[Opening RECORDED DATA section]

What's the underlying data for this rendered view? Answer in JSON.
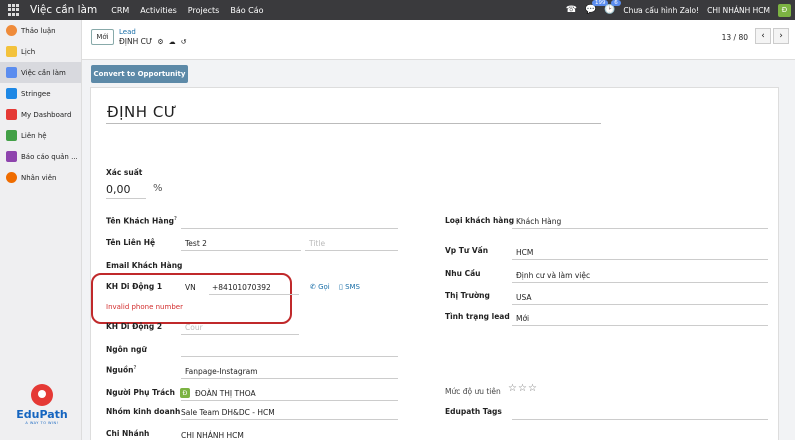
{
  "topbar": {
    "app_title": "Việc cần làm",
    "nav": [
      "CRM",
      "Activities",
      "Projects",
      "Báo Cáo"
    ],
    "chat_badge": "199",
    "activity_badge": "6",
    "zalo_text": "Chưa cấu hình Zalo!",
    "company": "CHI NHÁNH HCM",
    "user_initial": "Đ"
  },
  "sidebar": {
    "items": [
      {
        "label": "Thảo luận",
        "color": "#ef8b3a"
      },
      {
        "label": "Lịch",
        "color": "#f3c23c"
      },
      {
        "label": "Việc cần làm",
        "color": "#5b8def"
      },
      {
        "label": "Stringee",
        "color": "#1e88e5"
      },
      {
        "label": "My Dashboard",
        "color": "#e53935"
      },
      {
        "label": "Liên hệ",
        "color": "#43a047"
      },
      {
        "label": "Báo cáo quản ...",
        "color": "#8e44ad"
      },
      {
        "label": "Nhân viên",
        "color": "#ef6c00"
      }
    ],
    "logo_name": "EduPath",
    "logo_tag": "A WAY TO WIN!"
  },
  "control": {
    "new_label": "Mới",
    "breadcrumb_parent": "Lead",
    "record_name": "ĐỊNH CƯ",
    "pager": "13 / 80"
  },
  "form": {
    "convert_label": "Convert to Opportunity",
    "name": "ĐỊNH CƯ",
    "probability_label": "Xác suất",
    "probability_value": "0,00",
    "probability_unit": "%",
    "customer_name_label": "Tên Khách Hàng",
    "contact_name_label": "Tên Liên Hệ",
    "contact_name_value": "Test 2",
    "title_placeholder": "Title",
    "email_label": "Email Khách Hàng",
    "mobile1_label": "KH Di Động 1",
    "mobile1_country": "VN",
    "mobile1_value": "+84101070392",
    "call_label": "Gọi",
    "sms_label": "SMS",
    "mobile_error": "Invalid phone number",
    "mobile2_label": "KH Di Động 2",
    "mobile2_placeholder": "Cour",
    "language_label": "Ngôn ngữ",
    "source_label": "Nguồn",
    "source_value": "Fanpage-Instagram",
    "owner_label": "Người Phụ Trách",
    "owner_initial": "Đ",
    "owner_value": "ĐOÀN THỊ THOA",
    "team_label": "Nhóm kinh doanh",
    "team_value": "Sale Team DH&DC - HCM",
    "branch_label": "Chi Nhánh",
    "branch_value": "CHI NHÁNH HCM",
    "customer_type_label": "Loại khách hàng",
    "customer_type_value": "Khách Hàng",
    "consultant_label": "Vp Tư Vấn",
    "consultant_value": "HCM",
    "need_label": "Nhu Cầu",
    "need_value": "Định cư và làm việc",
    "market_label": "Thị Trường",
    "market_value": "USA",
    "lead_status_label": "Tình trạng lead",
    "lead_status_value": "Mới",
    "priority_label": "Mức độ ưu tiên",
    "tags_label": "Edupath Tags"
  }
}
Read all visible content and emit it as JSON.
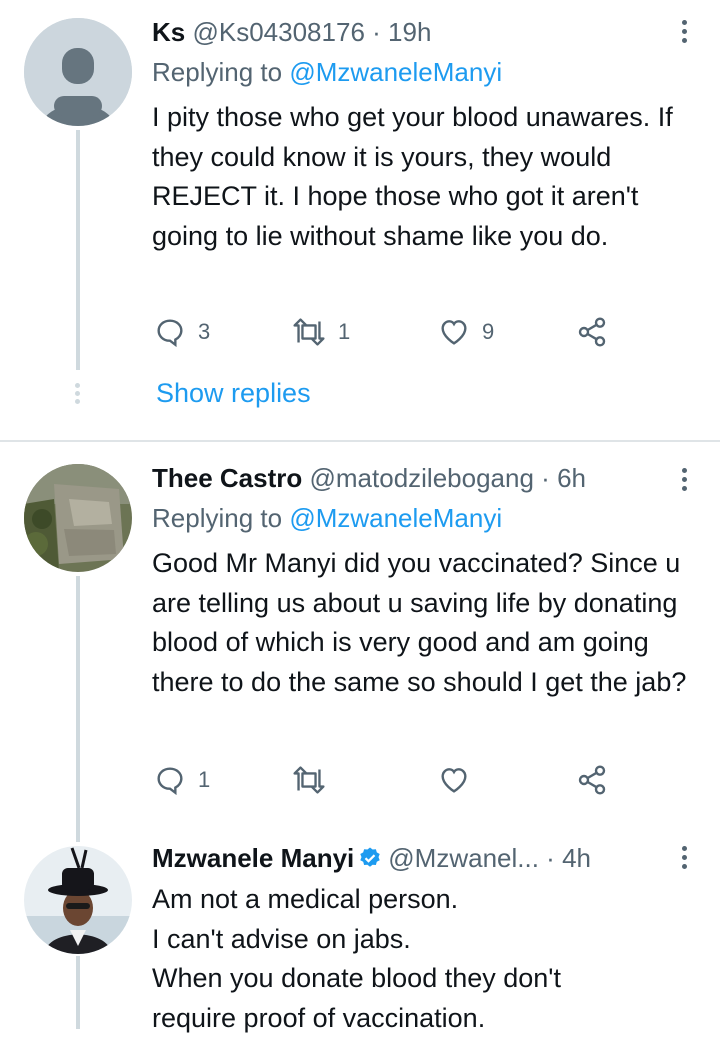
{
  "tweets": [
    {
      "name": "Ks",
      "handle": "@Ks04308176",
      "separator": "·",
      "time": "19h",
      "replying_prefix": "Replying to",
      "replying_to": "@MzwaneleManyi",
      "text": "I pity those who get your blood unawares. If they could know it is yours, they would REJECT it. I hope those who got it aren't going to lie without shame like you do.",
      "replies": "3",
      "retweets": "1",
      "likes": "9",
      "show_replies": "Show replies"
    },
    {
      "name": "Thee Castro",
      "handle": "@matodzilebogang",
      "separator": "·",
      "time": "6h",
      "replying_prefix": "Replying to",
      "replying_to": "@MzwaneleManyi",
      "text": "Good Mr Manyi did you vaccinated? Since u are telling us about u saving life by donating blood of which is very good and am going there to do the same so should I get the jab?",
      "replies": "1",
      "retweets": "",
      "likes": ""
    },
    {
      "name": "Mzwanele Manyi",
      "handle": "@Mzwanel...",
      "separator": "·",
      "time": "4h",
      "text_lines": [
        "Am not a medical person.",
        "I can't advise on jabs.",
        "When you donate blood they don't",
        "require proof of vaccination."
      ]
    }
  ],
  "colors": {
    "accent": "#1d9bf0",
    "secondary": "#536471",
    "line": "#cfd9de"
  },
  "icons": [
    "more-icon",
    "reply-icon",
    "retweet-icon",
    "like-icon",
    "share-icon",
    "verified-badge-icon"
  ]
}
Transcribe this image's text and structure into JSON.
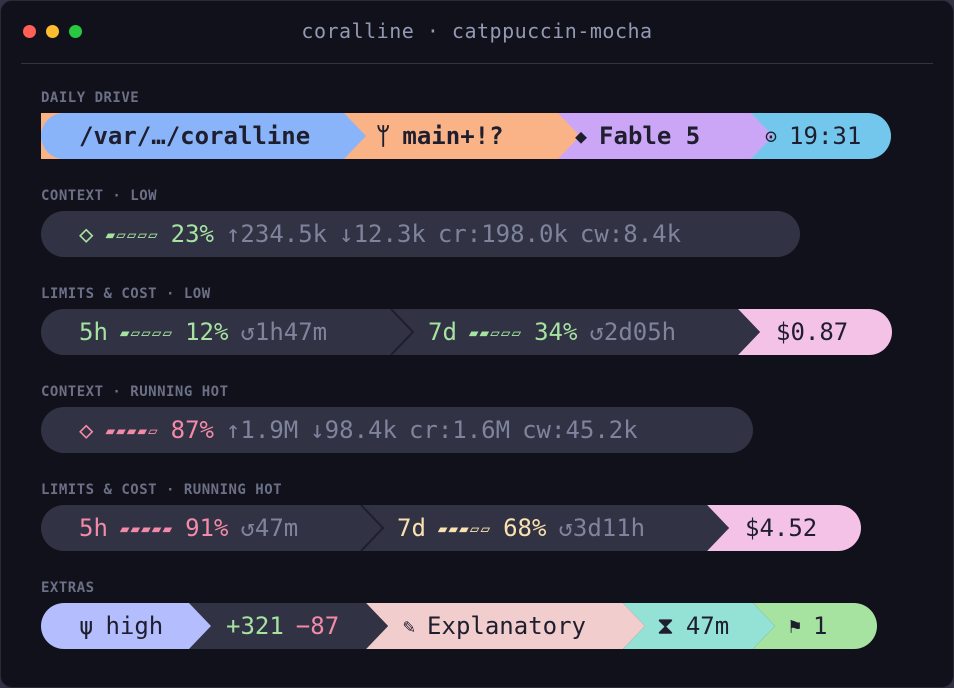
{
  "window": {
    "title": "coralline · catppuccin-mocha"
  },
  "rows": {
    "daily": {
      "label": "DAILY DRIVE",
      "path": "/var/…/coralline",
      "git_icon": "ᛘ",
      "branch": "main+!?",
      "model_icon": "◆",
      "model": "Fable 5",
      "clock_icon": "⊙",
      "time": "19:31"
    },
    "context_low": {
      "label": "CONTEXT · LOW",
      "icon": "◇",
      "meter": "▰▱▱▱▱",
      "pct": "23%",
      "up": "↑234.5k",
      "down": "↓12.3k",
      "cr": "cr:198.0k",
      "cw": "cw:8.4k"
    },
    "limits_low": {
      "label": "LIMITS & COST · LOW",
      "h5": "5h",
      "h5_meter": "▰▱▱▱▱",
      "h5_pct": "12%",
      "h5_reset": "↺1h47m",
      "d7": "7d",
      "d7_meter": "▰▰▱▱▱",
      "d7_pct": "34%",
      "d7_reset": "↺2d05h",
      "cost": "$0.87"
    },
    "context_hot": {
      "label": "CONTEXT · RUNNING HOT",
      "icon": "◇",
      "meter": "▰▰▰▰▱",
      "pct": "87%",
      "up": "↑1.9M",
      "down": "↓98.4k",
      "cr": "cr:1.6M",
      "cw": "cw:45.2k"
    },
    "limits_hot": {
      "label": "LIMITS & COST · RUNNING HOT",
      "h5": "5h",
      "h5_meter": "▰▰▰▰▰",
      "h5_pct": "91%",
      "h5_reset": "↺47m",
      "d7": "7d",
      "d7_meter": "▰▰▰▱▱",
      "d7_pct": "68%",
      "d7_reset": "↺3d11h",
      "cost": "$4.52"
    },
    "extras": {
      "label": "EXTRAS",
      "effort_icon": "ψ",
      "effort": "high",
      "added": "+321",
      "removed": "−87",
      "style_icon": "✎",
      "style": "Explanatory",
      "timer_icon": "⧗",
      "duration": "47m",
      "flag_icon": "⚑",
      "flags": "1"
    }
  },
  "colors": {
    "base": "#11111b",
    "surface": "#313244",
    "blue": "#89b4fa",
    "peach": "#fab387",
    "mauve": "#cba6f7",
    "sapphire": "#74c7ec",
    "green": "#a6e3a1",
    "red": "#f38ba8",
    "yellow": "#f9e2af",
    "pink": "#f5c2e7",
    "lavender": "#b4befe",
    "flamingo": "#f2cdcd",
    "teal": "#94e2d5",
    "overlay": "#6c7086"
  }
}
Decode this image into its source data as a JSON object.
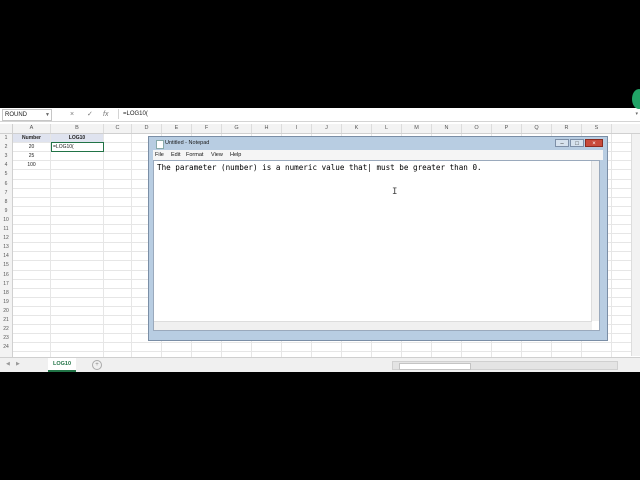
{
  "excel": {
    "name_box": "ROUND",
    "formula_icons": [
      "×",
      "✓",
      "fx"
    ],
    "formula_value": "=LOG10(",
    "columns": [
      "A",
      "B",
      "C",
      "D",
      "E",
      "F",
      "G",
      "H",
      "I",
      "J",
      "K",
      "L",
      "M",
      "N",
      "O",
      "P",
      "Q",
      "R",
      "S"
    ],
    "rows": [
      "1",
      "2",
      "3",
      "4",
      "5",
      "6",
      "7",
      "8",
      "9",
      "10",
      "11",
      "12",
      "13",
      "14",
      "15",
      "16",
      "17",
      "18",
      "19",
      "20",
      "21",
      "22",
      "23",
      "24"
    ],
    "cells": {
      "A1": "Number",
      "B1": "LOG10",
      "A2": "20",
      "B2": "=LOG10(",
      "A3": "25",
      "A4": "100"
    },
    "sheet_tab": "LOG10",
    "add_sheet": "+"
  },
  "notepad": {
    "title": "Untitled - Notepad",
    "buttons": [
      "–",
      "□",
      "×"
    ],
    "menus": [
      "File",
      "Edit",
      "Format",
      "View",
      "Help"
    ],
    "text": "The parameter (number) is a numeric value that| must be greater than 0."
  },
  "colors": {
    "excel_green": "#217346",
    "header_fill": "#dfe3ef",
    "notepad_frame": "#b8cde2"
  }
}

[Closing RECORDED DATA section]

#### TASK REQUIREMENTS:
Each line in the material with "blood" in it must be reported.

#### ANSWER SECTION:
      "text": "I pity those who get your blood unawares. If they could know it is yours, they would REJECT it. I hope those who got it aren't going to lie without shame like you do.",
      "text": "Good Mr Manyi did you vaccinated? Since u are telling us about u saving life by donating blood of which is very good and am going there to do the same so should I get the jab?",
        "When you donate blood they don't",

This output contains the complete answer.